Experts explore intersection between digital technology and early childhood
[img_caption src=”https://www.erikson.edu/wp-content/uploads/Turkle-Donohue-225-200.jpg” align=”right” caption=”Sherry Turkle and Chip Donohue” alt=”photo of Turkle and Donohue”]Erikson Institute’s inaugural President’s Council program featured a discussion between two experts on the implications of digital media for both children and parents.
Technology can’t teach empathy
Dr. Turkle, founder and director of the MIT Initiative on Technology and Self, spoke about research from her most recent book, Reclaiming Conversation: The Power of Talk in a Digital Age.
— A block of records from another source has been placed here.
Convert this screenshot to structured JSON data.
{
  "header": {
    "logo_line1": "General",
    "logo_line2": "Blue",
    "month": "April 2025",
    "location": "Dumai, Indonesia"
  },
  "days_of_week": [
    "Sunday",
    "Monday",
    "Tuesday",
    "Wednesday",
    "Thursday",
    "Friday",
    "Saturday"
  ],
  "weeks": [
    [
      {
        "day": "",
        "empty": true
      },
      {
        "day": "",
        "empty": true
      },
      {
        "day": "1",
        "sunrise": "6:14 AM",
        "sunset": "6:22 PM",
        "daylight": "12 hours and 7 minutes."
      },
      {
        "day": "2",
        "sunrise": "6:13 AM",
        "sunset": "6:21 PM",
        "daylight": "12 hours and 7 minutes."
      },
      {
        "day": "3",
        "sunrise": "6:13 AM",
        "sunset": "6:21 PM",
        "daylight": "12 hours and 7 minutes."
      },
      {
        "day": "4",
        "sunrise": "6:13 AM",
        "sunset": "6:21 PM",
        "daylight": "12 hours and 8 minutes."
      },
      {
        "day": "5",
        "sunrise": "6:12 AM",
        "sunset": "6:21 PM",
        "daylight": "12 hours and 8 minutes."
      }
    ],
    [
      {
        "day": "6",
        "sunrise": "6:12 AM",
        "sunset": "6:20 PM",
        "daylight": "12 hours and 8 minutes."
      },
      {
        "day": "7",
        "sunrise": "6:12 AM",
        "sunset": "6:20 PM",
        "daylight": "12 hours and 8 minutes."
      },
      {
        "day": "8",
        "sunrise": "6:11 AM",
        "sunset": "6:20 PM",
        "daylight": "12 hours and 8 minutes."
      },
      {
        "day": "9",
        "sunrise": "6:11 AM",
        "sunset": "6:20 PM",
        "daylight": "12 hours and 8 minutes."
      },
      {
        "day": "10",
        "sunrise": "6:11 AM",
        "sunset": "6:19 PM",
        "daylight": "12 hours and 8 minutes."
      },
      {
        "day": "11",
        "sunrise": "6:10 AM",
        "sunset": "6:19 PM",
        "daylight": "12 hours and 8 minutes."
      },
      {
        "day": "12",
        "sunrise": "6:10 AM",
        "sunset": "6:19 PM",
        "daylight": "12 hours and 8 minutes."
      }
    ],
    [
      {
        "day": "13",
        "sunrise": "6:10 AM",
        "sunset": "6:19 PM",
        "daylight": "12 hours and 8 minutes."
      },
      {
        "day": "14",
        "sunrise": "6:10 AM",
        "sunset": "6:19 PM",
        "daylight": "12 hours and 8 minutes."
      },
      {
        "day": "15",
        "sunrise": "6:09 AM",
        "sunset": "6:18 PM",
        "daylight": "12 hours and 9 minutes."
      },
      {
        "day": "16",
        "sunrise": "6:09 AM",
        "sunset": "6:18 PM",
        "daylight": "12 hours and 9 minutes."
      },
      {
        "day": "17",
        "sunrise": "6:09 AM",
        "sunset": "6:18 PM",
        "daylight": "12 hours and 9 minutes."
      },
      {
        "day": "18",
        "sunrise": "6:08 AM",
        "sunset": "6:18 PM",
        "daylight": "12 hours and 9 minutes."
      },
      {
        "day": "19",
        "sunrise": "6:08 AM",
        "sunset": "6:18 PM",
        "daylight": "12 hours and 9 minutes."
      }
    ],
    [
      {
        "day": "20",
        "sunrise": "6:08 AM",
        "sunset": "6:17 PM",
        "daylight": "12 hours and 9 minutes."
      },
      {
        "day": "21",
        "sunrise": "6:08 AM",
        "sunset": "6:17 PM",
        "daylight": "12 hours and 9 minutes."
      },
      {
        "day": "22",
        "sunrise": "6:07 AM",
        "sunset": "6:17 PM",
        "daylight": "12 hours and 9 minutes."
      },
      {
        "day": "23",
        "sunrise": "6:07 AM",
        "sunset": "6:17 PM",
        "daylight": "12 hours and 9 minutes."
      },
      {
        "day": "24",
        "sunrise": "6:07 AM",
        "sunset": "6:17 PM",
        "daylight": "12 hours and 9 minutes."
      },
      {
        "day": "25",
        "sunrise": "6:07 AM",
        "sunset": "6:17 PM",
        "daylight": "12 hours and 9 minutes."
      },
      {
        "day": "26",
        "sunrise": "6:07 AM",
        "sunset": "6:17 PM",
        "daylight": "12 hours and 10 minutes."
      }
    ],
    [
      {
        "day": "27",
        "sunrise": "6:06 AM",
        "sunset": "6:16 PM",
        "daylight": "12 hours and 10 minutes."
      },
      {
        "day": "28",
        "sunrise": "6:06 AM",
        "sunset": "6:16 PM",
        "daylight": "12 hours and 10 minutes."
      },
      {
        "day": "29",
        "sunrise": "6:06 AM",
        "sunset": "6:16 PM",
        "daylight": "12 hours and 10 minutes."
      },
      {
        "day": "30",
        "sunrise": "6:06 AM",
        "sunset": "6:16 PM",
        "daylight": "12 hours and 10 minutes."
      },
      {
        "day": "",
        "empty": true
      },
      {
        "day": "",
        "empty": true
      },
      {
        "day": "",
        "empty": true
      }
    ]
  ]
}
[img_caption src=”https://www.erikson.edu/wp-content/uploads/Turkle225-200.jpg” align=”right” caption=”Sherry Turkle, Ph.D.” alt=”photo of Turkle”]Studies in the last 10 years have begun to show startling numbers of children who exhibit characteristics illustrating a lack of empathy. She noted that toys and apps that attempt to have children express their emotions are a poor stand-in for human relationships.
“There’s nothing positive that can come from pretend empathy,” Dr. Turkle said.
When a child hears a story read aloud by an app, he misses out on the personal connection, she said. “What are we taking away while we’re giving them more words?”
Dr. Donohue agreed. “The question facing the education community is whether concerns raised about children using devices can also be solved through technology. We have to find the right balance.”
“We don’t know all the answers about these devices but they’re here,” he added. “We need to figure out how to use them appropriately.”
Learning language through relationships
Both Drs. Turkle and Donohue are wary of apps and toys that promise to increase children’s vocabularies.
[img_caption src=”https://www.erikson.edu/wp-content/uploads/Donohue-PC-225-200.jpg” link=”https://www.erikson.edu/about/directory/chip-donohue/” align=”right” caption=”Chip Donohue, Ph.D.” alt=”photo of Donohue”]“Toddlers don’t learn language well or at all from a screen,” Dr. Donohue said, “but if they’re interacting with a grandparent on Skype, they’re learning from Grandma, not the screen.”
Dr. Turkle admitted that it’s not always easy to talk to young children, but that’s not an excuse for parents to escape into their email.
“You have to put yourself into their world,” she said. “If we don’t do that, we’re denying our children the necessity that they need. Conversation is the most humanizing thing we can do for our children and for ourselves.”
Preparing better teachers
Dr. Donohue also noted the lack of teacher education focusing on best practices surrounding technology.
“We’re not preparing teachers well to integrate digital media in classrooms,” he said. “That’s our responsibility at a place like Erikson.”
Technology tips for parents
- “We can use technology but we have to keep it in its place,” Dr. Turkle says. Create “tech free” spaces and times at home. For instance, make a rule that no one can use a device at the dinner table.
- Remember that activities with children have deeper implications than what’s on the surface. Reading to a child isn’t just about vocabulary, Dr. Turkle says, it’s about creating a nurturing and interactive environment for her.
- “Families who play together learn together,” Dr. Donohue says. When children do use technology, make sure you’re participating in the experience. Ask questions like which game they’re playing, why they chose it, and what their objective is.
For more information on the President’s Council, contact Randy Holgate, vice president for institutional advancement, at (312) 893-7110.